The Rise of Virtual Reality Therapy for Mental Health

The Rise of Virtual Reality Therapy for Mental Health

Virtual reality (VR) therapy offers an effective means of treating various mental health conditions. Therapists using VR have access to tools they can use in a controlled and safe environment to treat their clients.

VR exposure therapy can help individuals overcome various forms of fear and anxiety, from phobias to post-traumatic stress disorder (PTSD). Exposure therapy has proven especially useful.

What is VR Therapy?

VR therapy uses virtual reality technology to treat anxiety, phobias, PTSD, depression and other mental health disorders. Patients using this approach can enter virtual environments which simulate stimuli they fear – eventually lessening their fear over time.

Virtual reality exposure therapy works like physical exposure therapy, except it uses virtual reality headsets instead. For example, patients could see 3D virtual spiders to overcome insect phobias, or take virtual tours through underwater environments to overcome fish-phobia.

VR for exposure therapy has shown promising results so far; however, more research and longer treatment programs must be completed before we can accurately ascertain its efficacy.

How Does VR Therapy Work?

VR therapy has proven itself effective at helping people manage various mental health conditions, including anxiety, depression, social anxiety and phobias. Furthermore, this therapy has proven itself useful as an alternative form of pain relief medication treatment.

At sessions, patients sit in a darkened room and wear an eyewear headset covering both eyes. Once inside a virtual environment that triggers trauma or fear – such as skydiving for those afraid of heights – the therapist can observe what their patient sees and make adjustments accordingly.

VRET is portable and convenient, making it accessible for those who can’t travel to appointments or have trouble maneuvering in their communities. In fact, some apps and platforms like oVRcome provide anxiety and stress management programs specifically for kids and adults undergoing physical treatment for injuries like burns. VRET may even reduce pain levels with each session!

What are the Benefits of VR Therapy?

Virtual reality therapy (VR therapy) offers many advantages to patients.

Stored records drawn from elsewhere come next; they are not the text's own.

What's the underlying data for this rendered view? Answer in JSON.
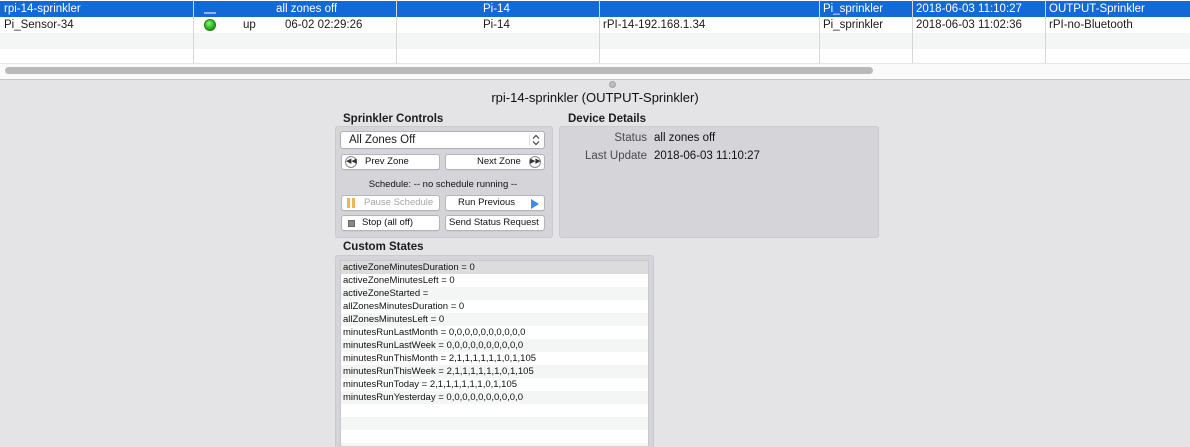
{
  "devices": {
    "rows": [
      {
        "name": "rpi-14-sprinkler",
        "state_icon": "dash",
        "status_text": "",
        "state": "all zones off",
        "folder": "Pi-14",
        "address": "",
        "model": "Pi_sprinkler",
        "last_changed": "2018-06-03 11:10:27",
        "type": "OUTPUT-Sprinkler",
        "selected": true
      },
      {
        "name": "Pi_Sensor-34",
        "state_icon": "green-dot",
        "status_text": "up",
        "state": "06-02 02:29:26",
        "folder": "Pi-14",
        "address": "rPI-14-192.168.1.34",
        "model": "Pi_sprinkler",
        "last_changed": "2018-06-03 11:02:36",
        "type": "rPI-no-Bluetooth",
        "selected": false
      }
    ]
  },
  "device_title": "rpi-14-sprinkler (OUTPUT-Sprinkler)",
  "sprinkler_controls": {
    "title": "Sprinkler Controls",
    "zone_select_value": "All Zones Off",
    "prev_zone": "Prev Zone",
    "next_zone": "Next Zone",
    "schedule_text": "Schedule: -- no schedule running --",
    "pause_schedule": "Pause Schedule",
    "run_previous": "Run Previous",
    "stop_all": "Stop (all off)",
    "send_status": "Send Status Request"
  },
  "device_details": {
    "title": "Device Details",
    "status_label": "Status",
    "status_value": "all zones off",
    "last_update_label": "Last Update",
    "last_update_value": "2018-06-03 11:10:27"
  },
  "custom_states": {
    "title": "Custom States",
    "items": [
      "activeZoneMinutesDuration = 0",
      "activeZoneMinutesLeft = 0",
      "activeZoneStarted = ",
      "allZonesMinutesDuration = 0",
      "allZonesMinutesLeft = 0",
      "minutesRunLastMonth = 0,0,0,0,0,0,0,0,0,0",
      "minutesRunLastWeek = 0,0,0,0,0,0,0,0,0,0",
      "minutesRunThisMonth = 2,1,1,1,1,1,1,0,1,105",
      "minutesRunThisWeek = 2,1,1,1,1,1,1,0,1,105",
      "minutesRunToday = 2,1,1,1,1,1,1,0,1,105",
      "minutesRunYesterday = 0,0,0,0,0,0,0,0,0,0"
    ]
  },
  "colors": {
    "selection": "#1369d5",
    "window_bg": "#e4e3e6",
    "panel_bg": "#d5d4d9",
    "status_green": "#2db51e",
    "play_blue": "#3d8de6",
    "pause_orange": "#f0b55b"
  }
}
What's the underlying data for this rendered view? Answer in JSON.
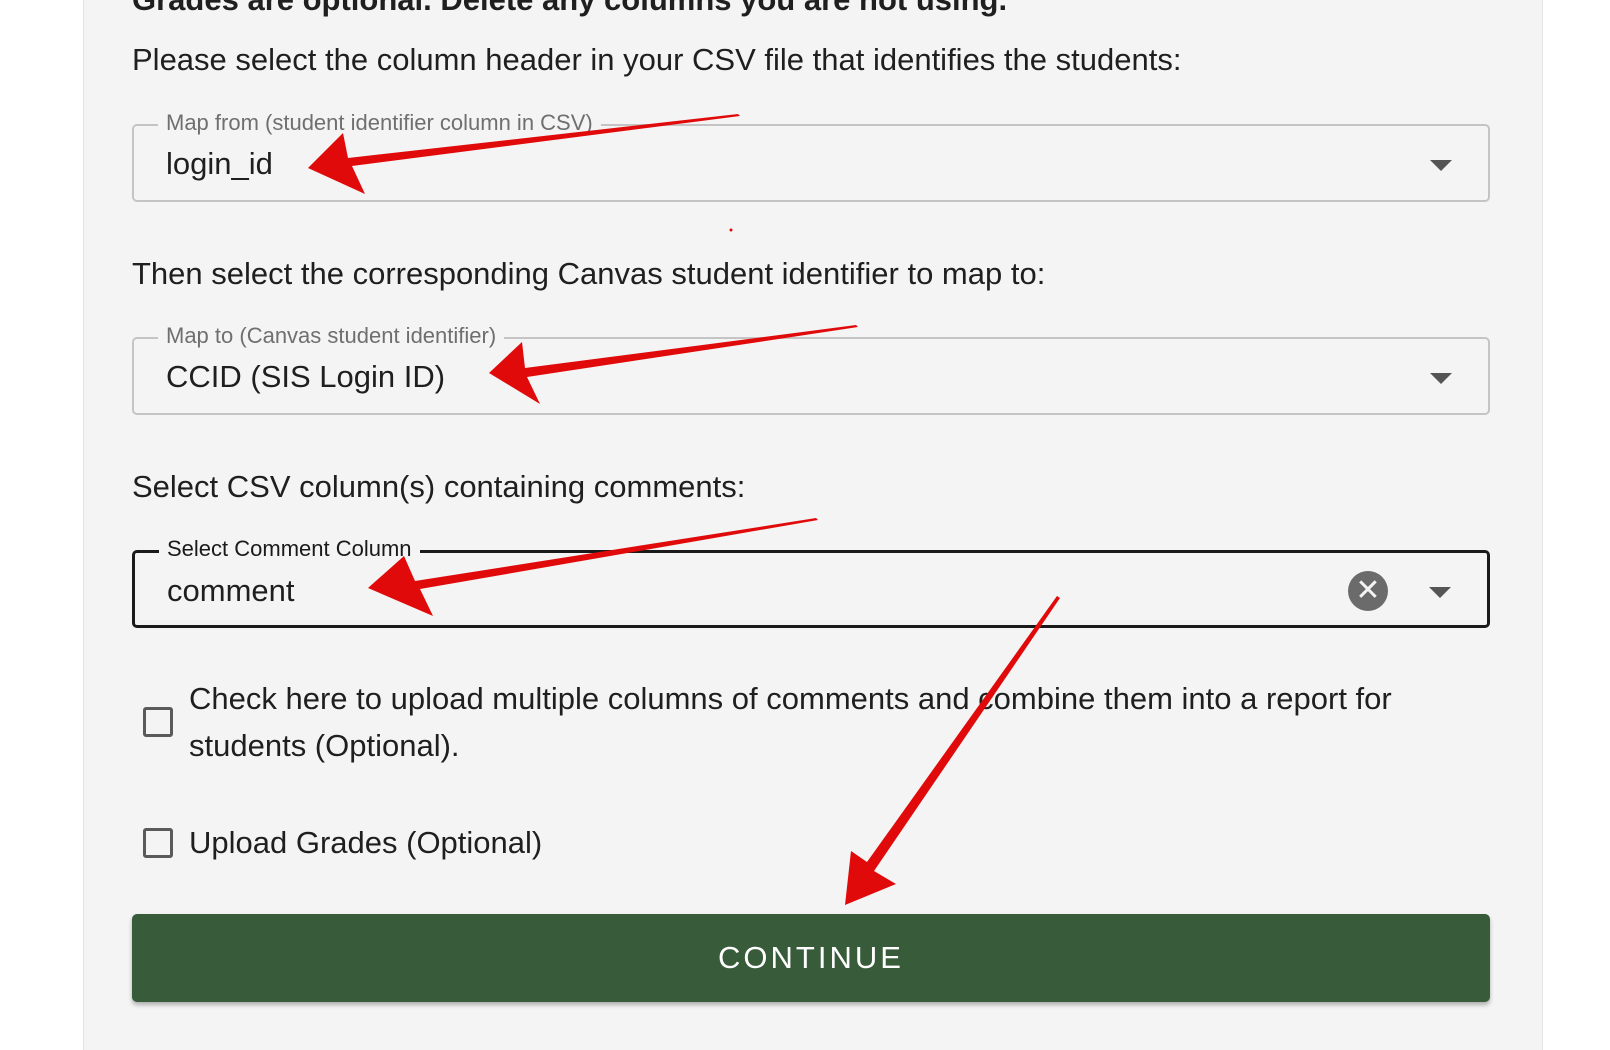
{
  "header": {
    "cutoff_text": "Grades are optional. Delete any columns you are not using."
  },
  "map_from": {
    "prompt": "Please select the column header in your CSV file that identifies the students:",
    "label": "Map from (student identifier column in CSV)",
    "value": "login_id"
  },
  "map_to": {
    "prompt": "Then select the corresponding Canvas student identifier to map to:",
    "label": "Map to (Canvas student identifier)",
    "value": "CCID (SIS Login ID)"
  },
  "comments": {
    "prompt": "Select CSV column(s) containing comments:",
    "label": "Select Comment Column",
    "value": "comment",
    "clear_glyph": "✕"
  },
  "options": {
    "multiple_comments_label": "Check here to upload multiple columns of comments and combine them into a report for students (Optional).",
    "multiple_comments_checked": false,
    "upload_grades_label": "Upload Grades (Optional)",
    "upload_grades_checked": false
  },
  "actions": {
    "continue_label": "CONTINUE"
  },
  "colors": {
    "primary_button": "#385b3a",
    "annotation_arrow": "#e10a0a",
    "panel_background": "#f4f4f4"
  },
  "icons": {
    "dropdown": "chevron-down-icon",
    "clear": "clear-icon"
  }
}
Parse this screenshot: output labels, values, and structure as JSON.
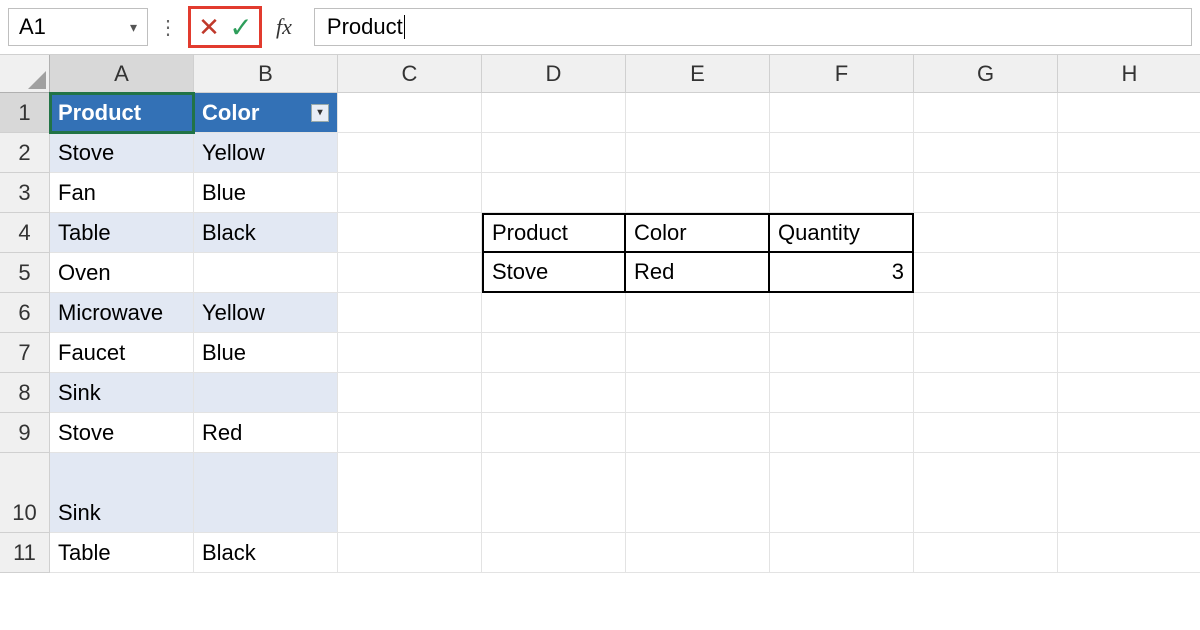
{
  "namebox": "A1",
  "formula_value": "Product",
  "columns": [
    "A",
    "B",
    "C",
    "D",
    "E",
    "F",
    "G",
    "H"
  ],
  "rows": [
    "1",
    "2",
    "3",
    "4",
    "5",
    "6",
    "7",
    "8",
    "9",
    "10",
    "11"
  ],
  "table": {
    "headers": {
      "a": "Product",
      "b": "Color"
    },
    "rows": [
      {
        "a": "Stove",
        "b": "Yellow"
      },
      {
        "a": "Fan",
        "b": "Blue"
      },
      {
        "a": "Table",
        "b": "Black"
      },
      {
        "a": "Oven",
        "b": ""
      },
      {
        "a": "Microwave",
        "b": "Yellow"
      },
      {
        "a": "Faucet",
        "b": "Blue"
      },
      {
        "a": "Sink",
        "b": ""
      },
      {
        "a": "Stove",
        "b": "Red"
      },
      {
        "a": "Sink",
        "b": ""
      },
      {
        "a": "Table",
        "b": "Black"
      }
    ]
  },
  "mini": {
    "headers": {
      "d": "Product",
      "e": "Color",
      "f": "Quantity"
    },
    "row": {
      "d": "Stove",
      "e": "Red",
      "f": "3"
    }
  }
}
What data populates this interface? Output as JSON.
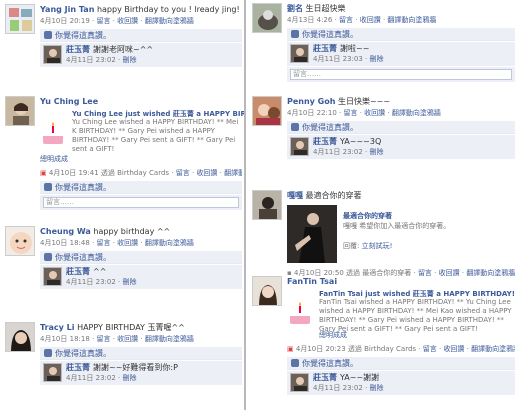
{
  "colors": {
    "link": "#3b5998",
    "panel": "#eceff5",
    "meta": "#777777"
  },
  "left": {
    "story1": {
      "actor": "Yang Jin Tan",
      "message": "happy Birthday to you ! lready jing!",
      "date": "4月10日",
      "time": "20:19",
      "comment_action": "留言",
      "unlike_action": "收回讚",
      "share_action": "翻譯動向塗鴉牆",
      "likes_text": "你覺得這真讚。",
      "comment": {
        "name": "莊玉菁",
        "text": "謝謝老阿咪~^^",
        "date": "4月11日",
        "time": "23:02",
        "delete": "刪除"
      }
    },
    "story2": {
      "actor": "Yu Ching Lee",
      "attach_title": "Yu Ching Lee just wished 莊玉菁 a HAPPY BIR",
      "attach_desc": "Yu Ching Lee wished a HAPPY BIRTHDAY! ** Mei K BIRTHDAY! ** Gary Pei wished a HAPPY BIRTHDAY! ** Gary Pei sent a GIFT! ** Gary Pei sent a GIFT!",
      "attach_link": "總明成成",
      "date": "4月10日",
      "time": "19:41",
      "via_sep": "透過",
      "app": "Birthday Cards",
      "comment_action": "留言",
      "unlike_action": "收回讚",
      "share_action": "翻譯動向塗鴉牆",
      "likes_text": "你覺得這真讚。",
      "add_comment": "留言……"
    },
    "story3": {
      "actor": "Cheung Wa",
      "message": "happy birthday ^^",
      "date": "4月10日",
      "time": "18:48",
      "comment_action": "留言",
      "unlike_action": "收回讚",
      "share_action": "翻譯動向塗鴉牆",
      "likes_text": "你覺得這真讚。",
      "comment": {
        "name": "莊玉菁",
        "text": "^^",
        "date": "4月11日",
        "time": "23:02",
        "delete": "刪除"
      }
    },
    "story4": {
      "actor": "Tracy Li",
      "message": "HAPPY BIRTHDAY 玉菁喔^^",
      "date": "4月10日",
      "time": "18:18",
      "comment_action": "留言",
      "unlike_action": "收回讚",
      "share_action": "翻譯動向塗鴉牆",
      "likes_text": "你覺得這真讚。",
      "comment": {
        "name": "莊玉菁",
        "text": "謝謝~~好難得看到你:P",
        "date": "4月11日",
        "time": "23:02",
        "delete": "刪除"
      }
    }
  },
  "right": {
    "story1": {
      "actor": "劉名",
      "message": "生日超快樂",
      "date": "4月13日",
      "time": "4:26",
      "comment_action": "留言",
      "unlike_action": "收回讚",
      "share_action": "翻譯動向塗鴉牆",
      "likes_text": "你覺得這真讚。",
      "comment": {
        "name": "莊玉菁",
        "text": "謝啦~~",
        "date": "4月11日",
        "time": "23:03",
        "delete": "刪除"
      },
      "add_comment": "留言……"
    },
    "story2": {
      "actor": "Penny Goh",
      "message": "生日快樂~~~",
      "date": "4月10日",
      "time": "22:10",
      "comment_action": "留言",
      "unlike_action": "收回讚",
      "share_action": "翻譯動向塗鴉牆",
      "likes_text": "你覺得這真讚。",
      "comment": {
        "name": "莊玉菁",
        "text": "YA~~~3Q",
        "date": "4月11日",
        "time": "23:02",
        "delete": "刪除"
      }
    },
    "story3": {
      "actor": "嘎嘎",
      "message": "最適合你的穿著",
      "photo_title": "最適合你的穿著",
      "photo_desc": "嘎嘎 希望你加入最適合你的穿著。",
      "photo_reply": "回覆:",
      "photo_link": "立刻試玩!",
      "date": "4月10日",
      "time": "20:50",
      "via_sep": "透過",
      "app": "最適合你的穿著",
      "comment_action": "留言",
      "unlike_action": "收回讚",
      "share_action": "翻譯動向塗鴉牆"
    },
    "story4": {
      "actor": "FanTin Tsai",
      "attach_title": "FanTin Tsai just wished 莊玉菁 a HAPPY BIRTHDAY!",
      "attach_desc": "FanTin Tsai wished a HAPPY BIRTHDAY! ** Yu Ching Lee wished a HAPPY BIRTHDAY! ** Mei Kao wished a HAPPY BIRTHDAY! ** Gary Pei wished a HAPPY BIRTHDAY! ** Gary Pei sent a GIFT! ** Gary Pei sent a GIFT!",
      "attach_link": "總明成成",
      "date": "4月10日",
      "time": "20:23",
      "via_sep": "透過",
      "app": "Birthday Cards",
      "comment_action": "留言",
      "unlike_action": "收回讚",
      "share_action": "翻譯動向塗鴉牆",
      "likes_text": "你覺得這真讚。",
      "comment": {
        "name": "莊玉菁",
        "text": "YA~~謝謝",
        "date": "4月11日",
        "time": "23:02",
        "delete": "刪除"
      }
    }
  }
}
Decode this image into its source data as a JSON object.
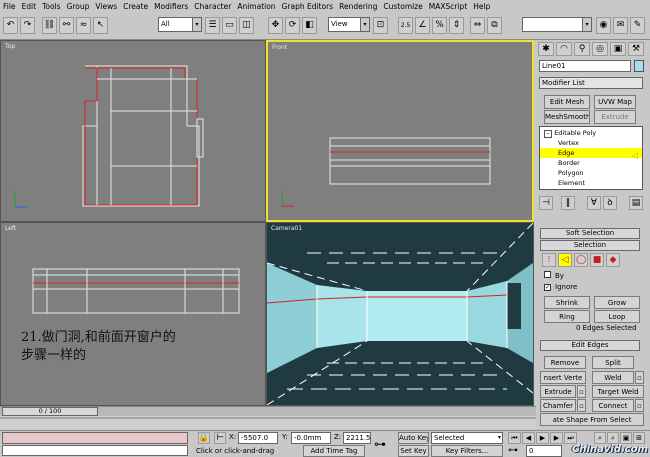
{
  "menu": [
    "File",
    "Edit",
    "Tools",
    "Group",
    "Views",
    "Create",
    "Modifiers",
    "Character",
    "Animation",
    "Graph Editors",
    "Rendering",
    "Customize",
    "MAXScript",
    "Help"
  ],
  "toolbar": {
    "filter_value": "All",
    "refcoord_value": "View",
    "snap_value": "2.5",
    "pct_value": "%"
  },
  "viewports": {
    "top": "Top",
    "front": "Front",
    "left": "Left",
    "camera": "Camera01"
  },
  "note": "21.做门洞,和前面开窗户的\n步骤一样的",
  "panel": {
    "object_name": "Line01",
    "modifier_list": "Modifier List",
    "btn_edit_mesh": "Edit Mesh",
    "btn_uvw_map": "UVW Map",
    "btn_meshsmooth": "MeshSmooth",
    "btn_extrude": "Extrude",
    "stack": [
      "Editable Poly",
      "Vertex",
      "Edge",
      "Border",
      "Polygon",
      "Element"
    ],
    "soft_selection": "Soft Selection",
    "selection": "Selection",
    "by": "By",
    "ignore": "Ignore",
    "shrink": "Shrink",
    "grow": "Grow",
    "ring": "Ring",
    "loop": "Loop",
    "status": "0 Edges Selected",
    "edit_edges": "Edit Edges",
    "remove": "Remove",
    "split": "Split",
    "insert_vertex": "nsert Verte",
    "weld": "Weld",
    "extrude2": "Extrude",
    "target_weld": "Target Weld",
    "chamfer": "Chamfer",
    "connect": "Connect",
    "create_shape": "ate Shape From Select"
  },
  "timeline": {
    "frame": "0 / 100"
  },
  "status": {
    "x_label": "X:",
    "x_value": "-5507.0",
    "y_label": "Y:",
    "y_value": "-0.0mm",
    "z_label": "Z:",
    "z_value": "2211.5",
    "prompt": "Click or click-and-drag",
    "add_time_tag": "Add Time Tag",
    "auto_key": "Auto Key",
    "selected": "Selected",
    "set_key": "Set Key",
    "key_filters": "Key Filters...",
    "frame_field": "0"
  },
  "watermark": "Chinavid.com",
  "colors": {
    "viewport_bg": "#7f7f7f",
    "active_border": "#f2e12a",
    "edge_highlight": "#ffff00",
    "camera_bg": "#1f3a40",
    "wall": "#a8e4ea"
  }
}
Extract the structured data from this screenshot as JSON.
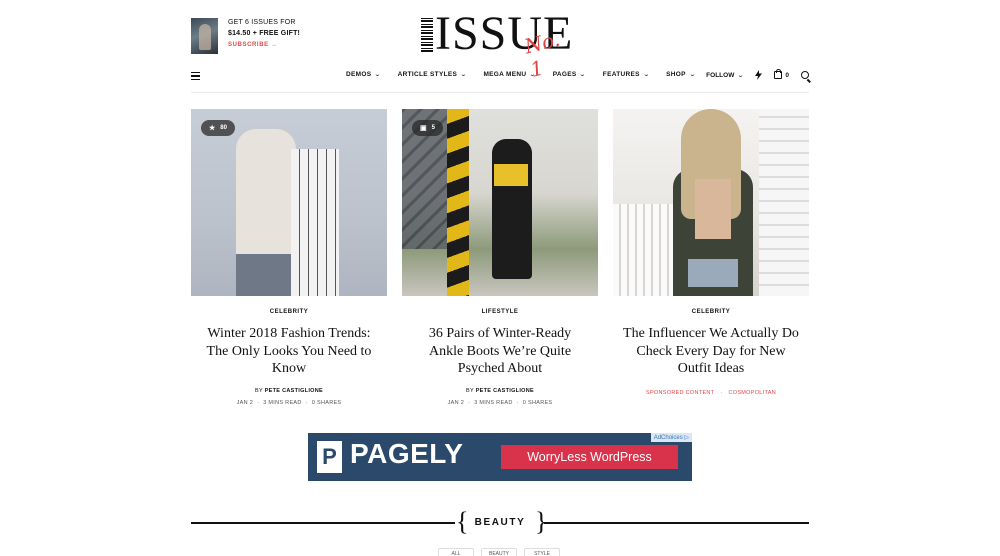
{
  "promo": {
    "line1": "GET 6 ISSUES FOR",
    "line2": "$14.50 + FREE GIFT!",
    "subscribe": "SUBSCRIBE →"
  },
  "logo": {
    "word": "ISSUE",
    "script": "No. 1"
  },
  "nav": {
    "menu": [
      {
        "label": "DEMOS"
      },
      {
        "label": "ARTICLE STYLES"
      },
      {
        "label": "MEGA MENU"
      },
      {
        "label": "PAGES"
      },
      {
        "label": "FEATURES"
      },
      {
        "label": "SHOP"
      }
    ],
    "chevron": "⌄",
    "follow": "FOLLOW",
    "cart_count": "0",
    "icons": [
      "menu-icon",
      "bolt-icon",
      "bag-icon",
      "search-icon"
    ]
  },
  "cards": [
    {
      "badge": {
        "icon": "star-icon",
        "value": "80"
      },
      "category": "CELEBRITY",
      "title": "Winter 2018 Fashion Trends: The Only Looks You Need to Know",
      "by": "BY",
      "author": "PETE CASTIGLIONE",
      "date": "JAN 2",
      "read": "3 MINS READ",
      "shares": "0 SHARES"
    },
    {
      "badge": {
        "icon": "gallery-icon",
        "value": "5"
      },
      "category": "LIFESTYLE",
      "title": "36 Pairs of Winter-Ready Ankle Boots We’re Quite Psyched About",
      "by": "BY",
      "author": "PETE CASTIGLIONE",
      "date": "JAN 2",
      "read": "3 MINS READ",
      "shares": "0 SHARES"
    },
    {
      "category": "CELEBRITY",
      "title": "The Influencer We Actually Do Check Every Day for New Outfit Ideas",
      "sponsored": "SPONSORED CONTENT",
      "sponsor": "COSMOPOLITAN"
    }
  ],
  "ad": {
    "choices": "AdChoices ▷",
    "logo_letter": "P",
    "brand": "PAGELY",
    "cta": "WorryLess WordPress",
    "colors": {
      "bg": "#2b4a6b",
      "cta": "#d8334a"
    }
  },
  "section": {
    "label": "BEAUTY",
    "brace_left": "{",
    "brace_right": "}"
  },
  "pills": [
    "ALL",
    "BEAUTY",
    "STYLE"
  ],
  "colors": {
    "accent": "#e04848",
    "text": "#111111"
  }
}
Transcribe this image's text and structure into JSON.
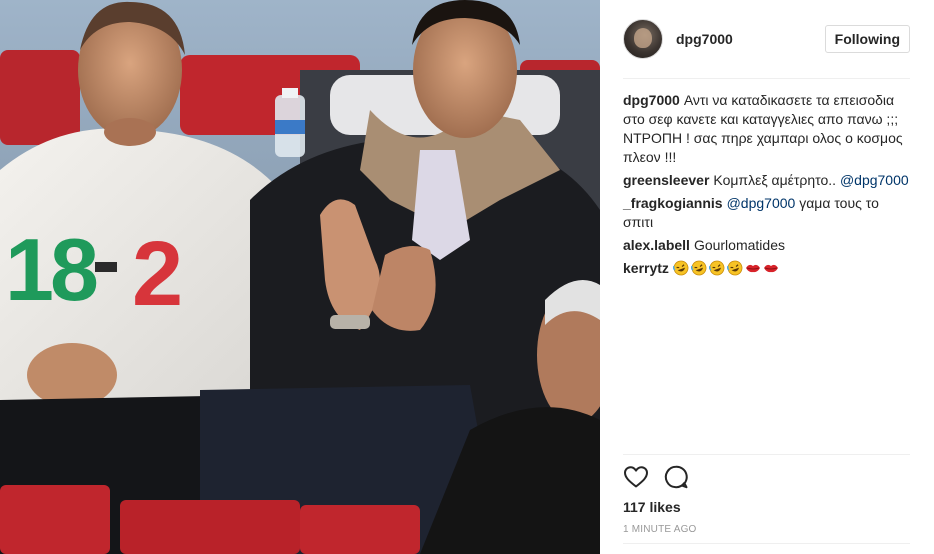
{
  "post": {
    "username": "dpg7000",
    "follow_label": "Following",
    "caption": {
      "user": "dpg7000",
      "text": "Αντι να καταδικασετε τα επεισοδια στο σεφ κανετε και καταγγελιες απο πανω ;;; ΝΤΡΟΠΗ ! σας πηρε χαμπαρι ολος ο κοσμος πλεον !!!"
    },
    "comments": [
      {
        "user": "greensleever",
        "text": "Κομπλεξ αμέτρητο.. ",
        "mention": "@dpg7000",
        "after": ""
      },
      {
        "user": "_fragkogiannis",
        "text": "",
        "mention": "@dpg7000",
        "after": " γαμα τους το σπιτι"
      },
      {
        "user": "alex.labell",
        "text": "Gourlomatides",
        "mention": "",
        "after": ""
      },
      {
        "user": "kerrytz",
        "emojis": [
          "rolling-laughing-emoji",
          "rolling-laughing-emoji",
          "rolling-laughing-emoji",
          "rolling-laughing-emoji",
          "kiss-lips-emoji",
          "kiss-lips-emoji"
        ]
      }
    ],
    "likes": "117 likes",
    "timestamp": "1 MINUTE AGO",
    "photo_shirt_text": "18 - 2",
    "icons": {
      "like": "heart-outline-icon",
      "comment": "comment-bubble-icon"
    },
    "colors": {
      "mention": "#003569",
      "timestamp": "#999999",
      "seat_red": "#c0262d"
    }
  }
}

Therapists can reach more individuals without them being able to attend traditional sessions due to work schedules or transportation constraints; VR therapy also reduces costs by giving patients access to virtual environments they wouldn’t otherwise be able to experience in person.

Virtual reality (VR) can help treat mental health conditions such as social anxiety and phobias. One study used VR to help participants confront their fear of heights, and researchers observed a significant reduction in fear compared to participants who did not use the program.

VR can offer users a greater sense of control. While many scenarios experienced through VR may be alarming, users know they’re not real – making patients more open to undergoing treatments such as VR.

What are the Limitations of VR Therapy?

VR may not be a panacea, but its potential to treat mental health and neurological disorders is immense. VR therapy is particularly useful in treating PTSD and anxiety symptoms as it enables patients to confront their fears in a safe virtual environment.

An individual with an irrational fear of flying may benefit from virtual reality (VR) experiences that simulate every step from waiting in the airport until boarding their flight – this approach could prove much more successful than traditional exposure therapy methods.

VR can bring many benefits to mental healthcare; however, there are still barriers that make integration challenging. VR is expensive and not everyone has access to this technology; additionally, treatments utilizing virtual reality require skilled therapists who guide patients through virtual experiences while helping them understand their responses.

VR therapies may also be too intense for some patients with posttraumatic stress disorder (PTSD). Simulations of battlefields or other traumatic events could retraumatize them even while their symptoms improve from therapy.

Leave a Reply

Your email address will not be published. Required fields are marked *